Which takes us to who is the target of an experiential marketing event or campaign? According to Mateescu, they are people with a very active lifestyle, always on the go, but whose attention is very hard to keep alive towards a brand message, and a little posh. ”Butterfly” people for whom being in a certain place at a certain time means something, but also those who consume any kind of experience very fast. Subjects that are micro-influencers among their peers who can generate dozens of native comments on their posts without making any money out of it are also part of any experiential marketing audience. Tech-savvy people with a medium to high income working in disruptive domain and new-generation entrepreneurs are easier to attract to such initiatives.
“My opinion is that we are wrong if we try to define the target group in regular terms of age, sex and education, because it’s more a matter of a lifestyle, status, income and tech savviness than regular sociological characteristics. It is not even about being part of a family or not or how many people there are in the household. Advertisers and agencies will have to dig deeper into content preferences, lifestyle habits, free time activities etc,” explained Mateescu.
In her turn, Novolan says that customers in Romania come mostly from the retail and FMCG industries. “There is no preferred type of experiential project, because most of the time, there are customized projects especially created to achieve certain objectives. Of course, we can say that engagement, digital devices and technology, as well as interactivity, are common traits for every project. Due to heavy mobile phone usage, people in Romania educate themselves to be able to use more and more sophisticated tools; therefore when they see activations booths, they are no longer reluctant, but keen to experience and to be seen experiencing,” concluded Novolan.
Technology – the Queen of the Game
According to Irina Mateescu, experiential marketing goes beyond a photo contest on a social media network or “subscribe to try our product initiatives first”. Technology will make offline experiences meaningful, by maintaining suspense and exciting a certain target group to discover more.
Moreover, as Novolan points out, today’s technology makes it possible to know more about customers, with or without GDPR. People are spending more and more time on their mobiles, tablets and laptops, and the challenge for brands is to connect with them through all these devices in real time and create campaigns and activations that work both offline, in store, but also across social media, display advertising and e-commerce.
“We have to keep in mind that more than 80 percent of shoppers research online before making a purchase. That’s a lot to lose if you’re not online at the right time! What I personally like a lot about technology is that it is also continuously improving customization. We have to segment our visitors and show them relevant info or they’re gone fast. Of course, for the future, we’ll also see more and more business leveraging artificial intelligence, machine learning or chatbots, but until then, I think we should concentrate on what we already have right now and value to the maximum the great potential offered by digital devices,” concluded the Syscom Digital representative.

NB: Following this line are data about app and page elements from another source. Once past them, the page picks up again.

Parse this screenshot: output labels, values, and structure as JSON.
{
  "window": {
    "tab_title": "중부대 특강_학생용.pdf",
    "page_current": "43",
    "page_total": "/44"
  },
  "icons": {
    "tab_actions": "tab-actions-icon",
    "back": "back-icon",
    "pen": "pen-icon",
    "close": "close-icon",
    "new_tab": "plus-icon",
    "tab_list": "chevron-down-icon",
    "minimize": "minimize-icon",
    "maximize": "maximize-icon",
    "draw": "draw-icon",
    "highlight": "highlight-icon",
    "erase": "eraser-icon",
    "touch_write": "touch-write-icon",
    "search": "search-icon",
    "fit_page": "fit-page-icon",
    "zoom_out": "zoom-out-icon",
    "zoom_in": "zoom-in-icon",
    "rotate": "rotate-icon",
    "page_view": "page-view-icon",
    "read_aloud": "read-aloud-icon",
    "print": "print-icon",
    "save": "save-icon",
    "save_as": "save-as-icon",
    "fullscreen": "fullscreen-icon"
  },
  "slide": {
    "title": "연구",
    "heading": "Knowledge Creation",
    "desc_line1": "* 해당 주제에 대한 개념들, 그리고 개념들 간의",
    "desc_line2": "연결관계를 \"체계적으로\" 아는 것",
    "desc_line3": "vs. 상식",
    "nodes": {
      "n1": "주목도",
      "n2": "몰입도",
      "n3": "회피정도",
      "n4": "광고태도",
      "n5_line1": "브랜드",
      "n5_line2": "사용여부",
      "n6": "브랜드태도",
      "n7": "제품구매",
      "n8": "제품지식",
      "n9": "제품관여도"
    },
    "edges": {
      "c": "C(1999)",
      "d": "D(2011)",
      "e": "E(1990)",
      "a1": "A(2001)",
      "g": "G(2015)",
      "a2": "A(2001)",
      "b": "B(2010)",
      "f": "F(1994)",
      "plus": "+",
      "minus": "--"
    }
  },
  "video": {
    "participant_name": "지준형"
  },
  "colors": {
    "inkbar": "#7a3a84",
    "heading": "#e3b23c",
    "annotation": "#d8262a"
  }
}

It all comes down to technology that makes everything evolve and grow, but as the McCann PR representative points out, even if everything is smart today – smart communication with smart devices, smart learning, smart branding and so on – the smartest thing you can do is not let technology outsmart you.
Main photo: dreamstime.com